TASK DIRECTIONS:
If a line below contains the string "love", return that line.

EXTRACTED ENTRIES:
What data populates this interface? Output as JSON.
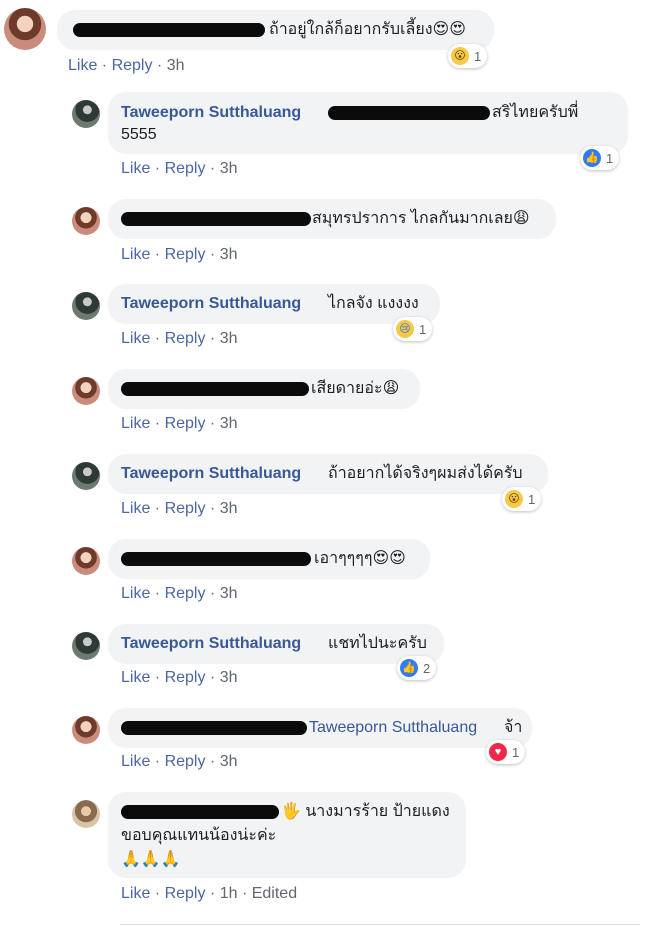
{
  "comments": [
    {
      "text": "ถ้าอยู่ใกล้ก็อยากรับเลี้ยง😍😍",
      "reaction": {
        "icon": "wow-reaction-icon",
        "count": "1"
      },
      "actions": {
        "like": "Like",
        "reply": "Reply",
        "time": "3h"
      }
    },
    {
      "author": "Taweeporn Sutthaluang",
      "text": "สริไทยครับพี่",
      "text2": "5555",
      "reaction": {
        "icon": "like-reaction-icon",
        "count": "1"
      },
      "actions": {
        "like": "Like",
        "reply": "Reply",
        "time": "3h"
      }
    },
    {
      "text": "สมุทรปราการ ไกลกันมากเลย😩",
      "actions": {
        "like": "Like",
        "reply": "Reply",
        "time": "3h"
      }
    },
    {
      "author": "Taweeporn Sutthaluang",
      "text": "ไกลจัง แงงงง",
      "reaction": {
        "icon": "sad-reaction-icon",
        "count": "1"
      },
      "actions": {
        "like": "Like",
        "reply": "Reply",
        "time": "3h"
      }
    },
    {
      "text": "เสียดายอ่ะ😩",
      "actions": {
        "like": "Like",
        "reply": "Reply",
        "time": "3h"
      }
    },
    {
      "author": "Taweeporn Sutthaluang",
      "text": "ถ้าอยากได้จริงๆผมส่งได้ครับ",
      "reaction": {
        "icon": "wow-reaction-icon",
        "count": "1"
      },
      "actions": {
        "like": "Like",
        "reply": "Reply",
        "time": "3h"
      }
    },
    {
      "text": "เอาๆๆๆๆ😍😍",
      "actions": {
        "like": "Like",
        "reply": "Reply",
        "time": "3h"
      }
    },
    {
      "author": "Taweeporn Sutthaluang",
      "text": "แชทไปนะครับ",
      "reaction": {
        "icon": "like-reaction-icon",
        "count": "2"
      },
      "actions": {
        "like": "Like",
        "reply": "Reply",
        "time": "3h"
      }
    },
    {
      "mention": "Taweeporn Sutthaluang",
      "text": "จ้า",
      "reaction": {
        "icon": "love-reaction-icon",
        "count": "1"
      },
      "actions": {
        "like": "Like",
        "reply": "Reply",
        "time": "3h"
      }
    },
    {
      "text": "🖐 นางมารร้าย ป้ายแดง",
      "text2": "ขอบคุณแทนน้องน่ะค่ะ",
      "text3": "🙏🙏🙏",
      "actions": {
        "like": "Like",
        "reply": "Reply",
        "time": "1h",
        "edited": "Edited"
      }
    }
  ],
  "colors": {
    "name": "#385898",
    "bubble": "#f2f3f5",
    "link": "#4b67a1",
    "like": "#2f7cf6",
    "love": "#f0284a"
  }
}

YOUR SOLUTION:
        "icon": "love-reaction-icon",
    "love": "#f0284a"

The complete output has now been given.